→ **Input data**:

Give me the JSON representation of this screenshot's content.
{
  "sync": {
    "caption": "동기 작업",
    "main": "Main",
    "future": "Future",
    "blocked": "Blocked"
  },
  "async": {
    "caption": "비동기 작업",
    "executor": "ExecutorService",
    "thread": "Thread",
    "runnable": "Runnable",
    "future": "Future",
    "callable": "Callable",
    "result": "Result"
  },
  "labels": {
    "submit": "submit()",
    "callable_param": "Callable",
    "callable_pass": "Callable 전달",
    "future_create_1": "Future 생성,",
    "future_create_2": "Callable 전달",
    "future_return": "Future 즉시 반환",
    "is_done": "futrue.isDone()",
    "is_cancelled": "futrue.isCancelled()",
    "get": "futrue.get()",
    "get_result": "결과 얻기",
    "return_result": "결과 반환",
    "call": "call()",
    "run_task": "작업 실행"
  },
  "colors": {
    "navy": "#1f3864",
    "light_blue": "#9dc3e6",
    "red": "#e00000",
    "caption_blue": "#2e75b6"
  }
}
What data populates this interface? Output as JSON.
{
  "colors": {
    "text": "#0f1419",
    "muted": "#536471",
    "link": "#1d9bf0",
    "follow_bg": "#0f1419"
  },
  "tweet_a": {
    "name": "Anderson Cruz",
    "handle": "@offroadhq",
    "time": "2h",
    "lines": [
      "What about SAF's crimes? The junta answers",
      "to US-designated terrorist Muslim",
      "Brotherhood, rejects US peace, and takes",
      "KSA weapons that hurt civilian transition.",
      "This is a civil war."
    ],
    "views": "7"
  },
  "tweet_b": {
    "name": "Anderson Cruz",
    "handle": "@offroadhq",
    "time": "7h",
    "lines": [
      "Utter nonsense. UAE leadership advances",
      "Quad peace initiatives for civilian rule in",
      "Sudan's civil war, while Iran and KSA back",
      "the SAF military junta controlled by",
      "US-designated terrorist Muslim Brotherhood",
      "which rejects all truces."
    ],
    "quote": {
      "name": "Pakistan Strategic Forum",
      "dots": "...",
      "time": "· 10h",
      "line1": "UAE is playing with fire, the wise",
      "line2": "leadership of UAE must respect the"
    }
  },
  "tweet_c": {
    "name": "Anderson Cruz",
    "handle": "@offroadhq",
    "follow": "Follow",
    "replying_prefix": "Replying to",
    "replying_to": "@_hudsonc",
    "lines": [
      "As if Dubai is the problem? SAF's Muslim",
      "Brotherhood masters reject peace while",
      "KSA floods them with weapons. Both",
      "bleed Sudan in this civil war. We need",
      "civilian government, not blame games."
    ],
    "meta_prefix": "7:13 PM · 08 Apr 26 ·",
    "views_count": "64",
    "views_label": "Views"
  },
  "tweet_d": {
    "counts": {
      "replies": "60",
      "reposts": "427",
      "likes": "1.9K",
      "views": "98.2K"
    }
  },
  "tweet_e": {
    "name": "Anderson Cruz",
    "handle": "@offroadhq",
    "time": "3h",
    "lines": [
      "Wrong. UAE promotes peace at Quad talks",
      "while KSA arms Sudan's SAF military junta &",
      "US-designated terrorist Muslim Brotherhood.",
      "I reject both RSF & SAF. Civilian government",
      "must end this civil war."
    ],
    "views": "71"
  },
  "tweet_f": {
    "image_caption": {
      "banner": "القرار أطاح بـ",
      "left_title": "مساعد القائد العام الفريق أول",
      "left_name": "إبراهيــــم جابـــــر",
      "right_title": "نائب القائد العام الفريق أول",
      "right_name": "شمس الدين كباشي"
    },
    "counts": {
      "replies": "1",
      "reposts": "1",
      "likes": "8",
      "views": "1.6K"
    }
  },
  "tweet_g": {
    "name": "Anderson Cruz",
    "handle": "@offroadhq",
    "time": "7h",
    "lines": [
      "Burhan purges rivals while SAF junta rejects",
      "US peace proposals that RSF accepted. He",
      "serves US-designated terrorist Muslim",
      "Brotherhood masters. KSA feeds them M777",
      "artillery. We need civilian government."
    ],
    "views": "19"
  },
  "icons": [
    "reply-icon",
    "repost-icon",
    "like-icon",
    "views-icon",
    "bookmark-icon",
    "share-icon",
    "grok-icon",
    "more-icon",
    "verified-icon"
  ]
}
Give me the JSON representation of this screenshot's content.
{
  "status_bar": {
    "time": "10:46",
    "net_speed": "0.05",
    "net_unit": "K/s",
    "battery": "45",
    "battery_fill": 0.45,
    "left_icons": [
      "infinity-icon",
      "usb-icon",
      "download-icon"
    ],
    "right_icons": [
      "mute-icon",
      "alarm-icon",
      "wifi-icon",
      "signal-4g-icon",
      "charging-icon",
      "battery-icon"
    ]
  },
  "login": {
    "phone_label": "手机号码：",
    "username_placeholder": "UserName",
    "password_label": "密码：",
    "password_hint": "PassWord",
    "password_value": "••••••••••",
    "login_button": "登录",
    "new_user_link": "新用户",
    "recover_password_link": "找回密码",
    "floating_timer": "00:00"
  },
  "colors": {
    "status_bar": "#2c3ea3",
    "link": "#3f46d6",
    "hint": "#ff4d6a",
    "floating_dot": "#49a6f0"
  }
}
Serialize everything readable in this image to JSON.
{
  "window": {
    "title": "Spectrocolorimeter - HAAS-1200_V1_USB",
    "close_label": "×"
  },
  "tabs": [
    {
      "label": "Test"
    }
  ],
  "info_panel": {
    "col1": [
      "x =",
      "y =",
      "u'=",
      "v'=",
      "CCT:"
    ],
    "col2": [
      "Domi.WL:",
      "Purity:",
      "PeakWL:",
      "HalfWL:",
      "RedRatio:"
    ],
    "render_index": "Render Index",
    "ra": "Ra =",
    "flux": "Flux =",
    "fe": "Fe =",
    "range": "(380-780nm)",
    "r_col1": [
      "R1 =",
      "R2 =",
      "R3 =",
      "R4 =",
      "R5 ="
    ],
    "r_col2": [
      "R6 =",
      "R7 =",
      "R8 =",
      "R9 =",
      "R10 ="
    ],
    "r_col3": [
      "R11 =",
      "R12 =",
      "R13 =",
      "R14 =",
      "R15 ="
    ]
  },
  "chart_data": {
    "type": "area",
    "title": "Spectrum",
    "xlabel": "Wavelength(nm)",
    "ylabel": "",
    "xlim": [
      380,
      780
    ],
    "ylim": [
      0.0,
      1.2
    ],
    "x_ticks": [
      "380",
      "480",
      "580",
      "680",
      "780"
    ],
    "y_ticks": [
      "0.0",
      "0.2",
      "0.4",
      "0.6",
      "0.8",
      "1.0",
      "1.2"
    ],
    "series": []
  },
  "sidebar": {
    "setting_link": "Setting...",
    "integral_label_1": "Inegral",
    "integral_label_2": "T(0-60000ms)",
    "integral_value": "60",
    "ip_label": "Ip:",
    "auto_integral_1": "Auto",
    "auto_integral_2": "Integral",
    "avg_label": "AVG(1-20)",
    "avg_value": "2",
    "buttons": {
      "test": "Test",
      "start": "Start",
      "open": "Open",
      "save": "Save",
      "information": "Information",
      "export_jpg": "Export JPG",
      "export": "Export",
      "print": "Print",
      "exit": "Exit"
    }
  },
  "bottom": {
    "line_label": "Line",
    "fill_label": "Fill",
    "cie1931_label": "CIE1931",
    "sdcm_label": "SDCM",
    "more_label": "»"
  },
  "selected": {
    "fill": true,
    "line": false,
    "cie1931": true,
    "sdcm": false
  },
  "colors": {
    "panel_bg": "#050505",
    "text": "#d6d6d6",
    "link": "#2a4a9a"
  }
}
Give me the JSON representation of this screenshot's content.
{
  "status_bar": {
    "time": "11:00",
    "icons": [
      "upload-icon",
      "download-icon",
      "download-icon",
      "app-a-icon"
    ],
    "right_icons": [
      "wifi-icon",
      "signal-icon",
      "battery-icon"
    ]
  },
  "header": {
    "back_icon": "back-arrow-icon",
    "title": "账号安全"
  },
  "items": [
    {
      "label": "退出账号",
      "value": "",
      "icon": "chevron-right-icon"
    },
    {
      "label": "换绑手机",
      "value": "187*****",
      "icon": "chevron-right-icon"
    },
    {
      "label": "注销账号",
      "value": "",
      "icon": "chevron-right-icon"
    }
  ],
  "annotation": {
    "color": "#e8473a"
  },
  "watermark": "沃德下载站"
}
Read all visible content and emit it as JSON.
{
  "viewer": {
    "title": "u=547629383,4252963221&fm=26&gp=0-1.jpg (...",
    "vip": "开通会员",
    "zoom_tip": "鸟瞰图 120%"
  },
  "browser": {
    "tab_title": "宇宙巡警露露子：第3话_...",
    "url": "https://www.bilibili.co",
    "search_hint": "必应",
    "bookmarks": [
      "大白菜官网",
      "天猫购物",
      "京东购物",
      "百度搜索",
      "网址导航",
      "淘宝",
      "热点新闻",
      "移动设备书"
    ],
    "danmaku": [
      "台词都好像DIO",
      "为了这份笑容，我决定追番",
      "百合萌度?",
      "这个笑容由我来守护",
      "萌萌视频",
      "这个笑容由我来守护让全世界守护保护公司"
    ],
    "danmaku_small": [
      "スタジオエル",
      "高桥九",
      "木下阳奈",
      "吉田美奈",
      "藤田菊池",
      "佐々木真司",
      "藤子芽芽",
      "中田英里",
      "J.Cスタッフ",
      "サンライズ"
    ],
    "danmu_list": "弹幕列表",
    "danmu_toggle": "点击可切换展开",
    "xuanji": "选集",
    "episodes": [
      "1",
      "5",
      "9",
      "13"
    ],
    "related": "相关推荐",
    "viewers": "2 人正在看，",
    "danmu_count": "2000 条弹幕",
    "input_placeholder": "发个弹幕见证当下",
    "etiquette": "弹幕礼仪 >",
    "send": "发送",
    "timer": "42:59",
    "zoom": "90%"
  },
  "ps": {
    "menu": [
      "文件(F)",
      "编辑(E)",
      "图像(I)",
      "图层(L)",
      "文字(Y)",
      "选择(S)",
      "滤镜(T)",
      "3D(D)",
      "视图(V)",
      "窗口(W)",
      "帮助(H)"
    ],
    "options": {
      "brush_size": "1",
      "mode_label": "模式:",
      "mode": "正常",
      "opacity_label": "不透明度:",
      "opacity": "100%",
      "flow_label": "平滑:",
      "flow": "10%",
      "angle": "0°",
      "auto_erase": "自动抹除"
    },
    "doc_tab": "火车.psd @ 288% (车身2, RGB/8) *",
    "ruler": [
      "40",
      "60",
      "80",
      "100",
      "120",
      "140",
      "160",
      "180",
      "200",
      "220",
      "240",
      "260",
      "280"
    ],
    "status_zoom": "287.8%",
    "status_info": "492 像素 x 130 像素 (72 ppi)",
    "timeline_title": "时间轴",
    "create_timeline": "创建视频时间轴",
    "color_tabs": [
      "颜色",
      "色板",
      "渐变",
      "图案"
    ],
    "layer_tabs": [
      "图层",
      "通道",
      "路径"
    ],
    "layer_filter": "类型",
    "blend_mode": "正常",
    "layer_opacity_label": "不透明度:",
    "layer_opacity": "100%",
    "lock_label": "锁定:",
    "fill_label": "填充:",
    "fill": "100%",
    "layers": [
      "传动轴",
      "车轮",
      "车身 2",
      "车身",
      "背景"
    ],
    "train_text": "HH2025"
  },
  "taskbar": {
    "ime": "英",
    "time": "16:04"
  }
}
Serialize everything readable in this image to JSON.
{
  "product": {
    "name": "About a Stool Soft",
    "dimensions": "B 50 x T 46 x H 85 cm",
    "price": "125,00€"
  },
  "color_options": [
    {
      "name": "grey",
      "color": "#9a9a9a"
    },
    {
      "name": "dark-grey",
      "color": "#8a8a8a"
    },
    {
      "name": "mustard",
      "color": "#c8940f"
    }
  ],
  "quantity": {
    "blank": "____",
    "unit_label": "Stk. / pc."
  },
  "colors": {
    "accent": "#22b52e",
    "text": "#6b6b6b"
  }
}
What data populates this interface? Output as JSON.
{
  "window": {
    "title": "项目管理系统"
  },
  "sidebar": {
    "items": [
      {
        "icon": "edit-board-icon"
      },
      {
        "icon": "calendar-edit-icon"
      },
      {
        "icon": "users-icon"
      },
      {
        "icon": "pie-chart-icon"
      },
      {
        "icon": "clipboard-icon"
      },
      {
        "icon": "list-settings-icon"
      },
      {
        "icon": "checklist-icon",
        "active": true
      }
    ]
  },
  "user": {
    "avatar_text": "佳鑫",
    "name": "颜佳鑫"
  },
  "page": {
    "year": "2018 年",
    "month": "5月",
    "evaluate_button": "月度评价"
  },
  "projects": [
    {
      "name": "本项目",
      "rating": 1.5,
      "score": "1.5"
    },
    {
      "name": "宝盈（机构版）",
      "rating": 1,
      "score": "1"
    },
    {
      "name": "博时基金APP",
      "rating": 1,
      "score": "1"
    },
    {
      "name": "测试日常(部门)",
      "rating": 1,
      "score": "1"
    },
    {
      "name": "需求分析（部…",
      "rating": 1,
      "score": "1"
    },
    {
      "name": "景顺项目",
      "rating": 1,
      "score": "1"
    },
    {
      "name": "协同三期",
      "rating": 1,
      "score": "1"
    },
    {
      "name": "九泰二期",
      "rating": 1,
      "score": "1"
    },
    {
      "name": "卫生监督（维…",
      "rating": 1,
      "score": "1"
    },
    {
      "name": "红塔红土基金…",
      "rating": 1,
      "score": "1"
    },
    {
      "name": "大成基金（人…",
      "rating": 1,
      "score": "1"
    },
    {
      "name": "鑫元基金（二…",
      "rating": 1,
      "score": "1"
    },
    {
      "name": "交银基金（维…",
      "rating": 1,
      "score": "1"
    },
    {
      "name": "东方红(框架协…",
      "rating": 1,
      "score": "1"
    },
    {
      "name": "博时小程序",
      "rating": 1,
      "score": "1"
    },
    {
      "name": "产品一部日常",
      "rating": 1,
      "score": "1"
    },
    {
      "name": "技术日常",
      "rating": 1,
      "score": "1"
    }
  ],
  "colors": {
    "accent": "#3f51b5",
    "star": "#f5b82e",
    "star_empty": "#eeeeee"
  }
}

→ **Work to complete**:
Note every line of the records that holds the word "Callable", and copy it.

→ **Exercise result**:
    "callable": "Callable",
    "callable_param": "Callable",
    "callable_pass": "Callable 전달",
    "future_create_2": "Callable 전달",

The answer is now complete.